**TASK BRIEF**
Lines in the listing below that include the word "text" need to be copied.

**RECORDED DATA**
⁂
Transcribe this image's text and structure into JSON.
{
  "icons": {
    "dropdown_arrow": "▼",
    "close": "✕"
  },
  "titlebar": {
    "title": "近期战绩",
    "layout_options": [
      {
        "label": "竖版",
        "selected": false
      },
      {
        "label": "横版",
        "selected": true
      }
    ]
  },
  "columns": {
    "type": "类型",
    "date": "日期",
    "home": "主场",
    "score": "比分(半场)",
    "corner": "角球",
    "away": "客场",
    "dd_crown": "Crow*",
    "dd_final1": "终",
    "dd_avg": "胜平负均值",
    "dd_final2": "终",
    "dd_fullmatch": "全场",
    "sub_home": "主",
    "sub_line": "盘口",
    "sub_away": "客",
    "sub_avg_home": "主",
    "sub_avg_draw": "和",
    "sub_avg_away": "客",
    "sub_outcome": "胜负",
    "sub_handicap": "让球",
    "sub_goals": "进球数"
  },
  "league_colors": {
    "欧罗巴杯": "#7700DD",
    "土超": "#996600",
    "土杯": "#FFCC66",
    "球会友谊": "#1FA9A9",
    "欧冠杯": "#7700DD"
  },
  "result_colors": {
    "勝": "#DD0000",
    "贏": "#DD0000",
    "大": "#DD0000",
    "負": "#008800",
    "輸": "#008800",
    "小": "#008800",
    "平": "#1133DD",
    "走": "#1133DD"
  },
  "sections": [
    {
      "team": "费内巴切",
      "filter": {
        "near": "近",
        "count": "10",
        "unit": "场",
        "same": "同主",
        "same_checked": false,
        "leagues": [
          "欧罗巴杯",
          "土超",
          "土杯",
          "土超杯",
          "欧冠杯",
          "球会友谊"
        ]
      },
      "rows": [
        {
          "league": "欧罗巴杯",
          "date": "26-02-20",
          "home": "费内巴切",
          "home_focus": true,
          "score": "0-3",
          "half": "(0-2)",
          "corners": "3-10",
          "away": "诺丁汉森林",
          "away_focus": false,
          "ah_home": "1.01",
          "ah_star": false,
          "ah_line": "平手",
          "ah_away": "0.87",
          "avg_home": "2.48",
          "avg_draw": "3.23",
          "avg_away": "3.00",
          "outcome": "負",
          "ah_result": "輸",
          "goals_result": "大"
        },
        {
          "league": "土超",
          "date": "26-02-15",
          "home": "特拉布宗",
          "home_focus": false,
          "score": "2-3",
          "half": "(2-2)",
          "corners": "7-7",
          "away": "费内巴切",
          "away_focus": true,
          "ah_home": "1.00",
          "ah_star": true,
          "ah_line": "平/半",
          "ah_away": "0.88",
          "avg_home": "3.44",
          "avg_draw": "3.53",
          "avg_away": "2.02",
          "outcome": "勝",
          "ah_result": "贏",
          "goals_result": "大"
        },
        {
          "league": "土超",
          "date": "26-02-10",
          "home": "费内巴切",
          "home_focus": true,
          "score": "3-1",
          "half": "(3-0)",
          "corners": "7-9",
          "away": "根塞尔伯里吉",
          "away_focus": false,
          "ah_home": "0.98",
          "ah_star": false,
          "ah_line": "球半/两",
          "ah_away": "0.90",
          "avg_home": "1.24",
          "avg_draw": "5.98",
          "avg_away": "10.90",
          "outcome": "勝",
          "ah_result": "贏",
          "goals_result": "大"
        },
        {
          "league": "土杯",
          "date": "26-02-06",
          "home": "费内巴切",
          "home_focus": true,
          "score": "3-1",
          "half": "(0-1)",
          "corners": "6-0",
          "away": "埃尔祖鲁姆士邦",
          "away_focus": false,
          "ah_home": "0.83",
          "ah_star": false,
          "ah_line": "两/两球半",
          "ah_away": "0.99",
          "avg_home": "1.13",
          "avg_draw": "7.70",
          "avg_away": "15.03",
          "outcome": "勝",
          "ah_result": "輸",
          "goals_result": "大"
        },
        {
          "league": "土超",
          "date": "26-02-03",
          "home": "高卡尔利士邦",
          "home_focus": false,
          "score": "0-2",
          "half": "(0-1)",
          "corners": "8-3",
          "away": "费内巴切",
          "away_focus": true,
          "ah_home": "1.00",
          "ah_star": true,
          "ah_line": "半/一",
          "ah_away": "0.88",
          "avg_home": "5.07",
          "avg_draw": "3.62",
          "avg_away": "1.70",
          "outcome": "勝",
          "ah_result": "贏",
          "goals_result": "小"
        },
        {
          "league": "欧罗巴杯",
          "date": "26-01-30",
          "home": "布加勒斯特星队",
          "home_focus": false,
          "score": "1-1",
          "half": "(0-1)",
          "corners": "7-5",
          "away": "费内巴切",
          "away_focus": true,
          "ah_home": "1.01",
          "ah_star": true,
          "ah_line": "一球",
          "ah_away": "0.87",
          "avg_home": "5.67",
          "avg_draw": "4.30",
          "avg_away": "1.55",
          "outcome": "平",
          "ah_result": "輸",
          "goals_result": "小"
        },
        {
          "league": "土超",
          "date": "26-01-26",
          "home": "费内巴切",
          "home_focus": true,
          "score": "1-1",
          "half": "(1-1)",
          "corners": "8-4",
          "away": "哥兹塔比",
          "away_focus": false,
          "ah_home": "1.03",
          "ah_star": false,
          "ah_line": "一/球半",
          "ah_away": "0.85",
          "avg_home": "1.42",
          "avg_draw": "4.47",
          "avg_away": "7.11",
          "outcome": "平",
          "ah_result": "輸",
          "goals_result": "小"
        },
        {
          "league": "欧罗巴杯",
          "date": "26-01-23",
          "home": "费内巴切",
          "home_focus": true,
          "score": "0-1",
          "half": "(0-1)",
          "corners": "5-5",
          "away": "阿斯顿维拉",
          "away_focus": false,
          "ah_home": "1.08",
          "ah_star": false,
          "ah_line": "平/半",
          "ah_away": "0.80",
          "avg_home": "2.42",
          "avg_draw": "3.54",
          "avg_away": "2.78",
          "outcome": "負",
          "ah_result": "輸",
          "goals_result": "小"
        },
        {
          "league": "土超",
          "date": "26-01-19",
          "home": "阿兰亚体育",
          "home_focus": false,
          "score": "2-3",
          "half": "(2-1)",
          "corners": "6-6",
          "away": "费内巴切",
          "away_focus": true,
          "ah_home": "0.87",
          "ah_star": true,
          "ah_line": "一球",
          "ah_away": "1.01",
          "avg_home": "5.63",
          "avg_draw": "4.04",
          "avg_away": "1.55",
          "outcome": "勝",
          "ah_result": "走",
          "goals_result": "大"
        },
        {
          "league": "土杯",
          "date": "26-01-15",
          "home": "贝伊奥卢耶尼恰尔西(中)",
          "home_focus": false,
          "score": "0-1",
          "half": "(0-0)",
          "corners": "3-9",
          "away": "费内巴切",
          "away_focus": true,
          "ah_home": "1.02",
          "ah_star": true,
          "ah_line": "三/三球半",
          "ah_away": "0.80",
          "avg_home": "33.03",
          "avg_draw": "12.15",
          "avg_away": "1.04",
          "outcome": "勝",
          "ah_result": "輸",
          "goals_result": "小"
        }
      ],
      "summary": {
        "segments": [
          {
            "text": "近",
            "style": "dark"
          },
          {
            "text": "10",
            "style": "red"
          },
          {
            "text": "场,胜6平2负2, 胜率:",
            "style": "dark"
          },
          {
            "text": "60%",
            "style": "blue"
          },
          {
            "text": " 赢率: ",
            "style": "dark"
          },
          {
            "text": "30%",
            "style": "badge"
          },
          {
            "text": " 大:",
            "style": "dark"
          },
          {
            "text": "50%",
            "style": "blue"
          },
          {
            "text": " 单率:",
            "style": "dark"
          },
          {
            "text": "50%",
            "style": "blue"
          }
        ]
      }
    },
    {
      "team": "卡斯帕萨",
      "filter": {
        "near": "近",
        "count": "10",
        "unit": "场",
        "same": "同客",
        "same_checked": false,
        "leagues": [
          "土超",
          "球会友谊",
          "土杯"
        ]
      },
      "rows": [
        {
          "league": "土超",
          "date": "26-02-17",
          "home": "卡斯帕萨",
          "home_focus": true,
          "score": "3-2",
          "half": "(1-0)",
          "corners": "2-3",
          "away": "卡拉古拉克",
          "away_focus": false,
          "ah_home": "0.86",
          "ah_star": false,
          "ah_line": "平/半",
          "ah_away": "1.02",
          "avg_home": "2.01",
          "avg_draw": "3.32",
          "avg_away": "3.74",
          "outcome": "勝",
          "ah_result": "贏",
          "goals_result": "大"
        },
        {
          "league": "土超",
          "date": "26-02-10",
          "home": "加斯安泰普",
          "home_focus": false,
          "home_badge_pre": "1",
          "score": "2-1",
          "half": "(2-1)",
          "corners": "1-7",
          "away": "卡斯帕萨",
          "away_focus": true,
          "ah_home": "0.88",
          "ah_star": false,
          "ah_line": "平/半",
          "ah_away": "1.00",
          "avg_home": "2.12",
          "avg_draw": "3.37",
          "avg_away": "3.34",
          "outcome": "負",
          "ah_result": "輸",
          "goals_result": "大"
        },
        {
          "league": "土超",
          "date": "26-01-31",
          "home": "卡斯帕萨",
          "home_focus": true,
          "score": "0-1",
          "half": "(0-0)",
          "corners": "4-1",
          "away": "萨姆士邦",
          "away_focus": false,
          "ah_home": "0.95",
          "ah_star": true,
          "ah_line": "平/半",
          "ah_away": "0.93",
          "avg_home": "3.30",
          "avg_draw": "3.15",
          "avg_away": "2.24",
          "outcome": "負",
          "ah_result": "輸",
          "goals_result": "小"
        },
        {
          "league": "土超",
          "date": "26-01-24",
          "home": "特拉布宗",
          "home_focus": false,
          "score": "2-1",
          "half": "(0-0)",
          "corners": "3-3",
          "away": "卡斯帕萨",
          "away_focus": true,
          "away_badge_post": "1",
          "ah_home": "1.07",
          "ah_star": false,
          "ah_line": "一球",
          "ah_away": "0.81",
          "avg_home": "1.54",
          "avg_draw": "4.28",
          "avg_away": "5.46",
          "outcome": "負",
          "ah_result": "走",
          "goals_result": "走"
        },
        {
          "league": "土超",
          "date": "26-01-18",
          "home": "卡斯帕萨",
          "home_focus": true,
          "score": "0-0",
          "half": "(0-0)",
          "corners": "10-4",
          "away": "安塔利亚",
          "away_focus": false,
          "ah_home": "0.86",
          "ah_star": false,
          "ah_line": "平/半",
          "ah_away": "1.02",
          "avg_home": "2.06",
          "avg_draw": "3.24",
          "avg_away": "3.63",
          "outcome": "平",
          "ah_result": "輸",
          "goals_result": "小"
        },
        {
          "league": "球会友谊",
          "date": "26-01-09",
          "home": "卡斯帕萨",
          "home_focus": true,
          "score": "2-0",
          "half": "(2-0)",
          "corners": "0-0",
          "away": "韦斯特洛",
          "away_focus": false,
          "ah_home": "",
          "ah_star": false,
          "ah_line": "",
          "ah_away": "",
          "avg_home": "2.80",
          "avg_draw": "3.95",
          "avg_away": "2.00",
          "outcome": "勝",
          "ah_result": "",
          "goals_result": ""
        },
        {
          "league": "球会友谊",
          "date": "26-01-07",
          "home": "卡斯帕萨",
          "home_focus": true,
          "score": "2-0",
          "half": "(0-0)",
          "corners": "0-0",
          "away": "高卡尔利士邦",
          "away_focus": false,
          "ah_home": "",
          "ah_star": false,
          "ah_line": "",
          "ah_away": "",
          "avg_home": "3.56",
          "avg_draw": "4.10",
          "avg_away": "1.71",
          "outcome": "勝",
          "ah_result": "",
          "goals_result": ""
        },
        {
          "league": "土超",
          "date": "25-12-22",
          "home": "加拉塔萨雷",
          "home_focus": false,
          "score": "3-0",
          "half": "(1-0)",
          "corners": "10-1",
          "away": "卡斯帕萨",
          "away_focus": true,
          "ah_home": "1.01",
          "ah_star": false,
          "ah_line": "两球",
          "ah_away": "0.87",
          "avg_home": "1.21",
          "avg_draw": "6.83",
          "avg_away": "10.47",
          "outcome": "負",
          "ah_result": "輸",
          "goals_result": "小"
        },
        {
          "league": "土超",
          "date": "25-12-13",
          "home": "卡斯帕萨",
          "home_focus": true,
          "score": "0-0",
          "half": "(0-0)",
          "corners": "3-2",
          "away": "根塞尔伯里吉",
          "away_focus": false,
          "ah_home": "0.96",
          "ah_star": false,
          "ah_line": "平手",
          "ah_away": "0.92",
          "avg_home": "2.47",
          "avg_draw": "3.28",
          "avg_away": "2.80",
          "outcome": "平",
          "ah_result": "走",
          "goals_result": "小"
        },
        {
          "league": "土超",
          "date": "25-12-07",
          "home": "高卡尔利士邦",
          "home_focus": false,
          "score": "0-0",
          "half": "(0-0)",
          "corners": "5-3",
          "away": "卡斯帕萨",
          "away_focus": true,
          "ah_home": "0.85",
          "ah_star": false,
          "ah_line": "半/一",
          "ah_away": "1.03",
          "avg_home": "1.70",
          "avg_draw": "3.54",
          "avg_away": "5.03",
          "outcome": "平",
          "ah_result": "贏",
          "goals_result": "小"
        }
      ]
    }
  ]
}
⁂
**FINAL ANSWER**
Transcribe this image's text and structure into JSON.
            "text": "近",
            "text": "10",
            "text": "场,胜6平2负2, 胜率:",
            "text": "60%",
            "text": " 赢率: ",
            "text": "30%",
            "text": " 大:",
            "text": "50%",
            "text": " 单率:",
            "text": "50%",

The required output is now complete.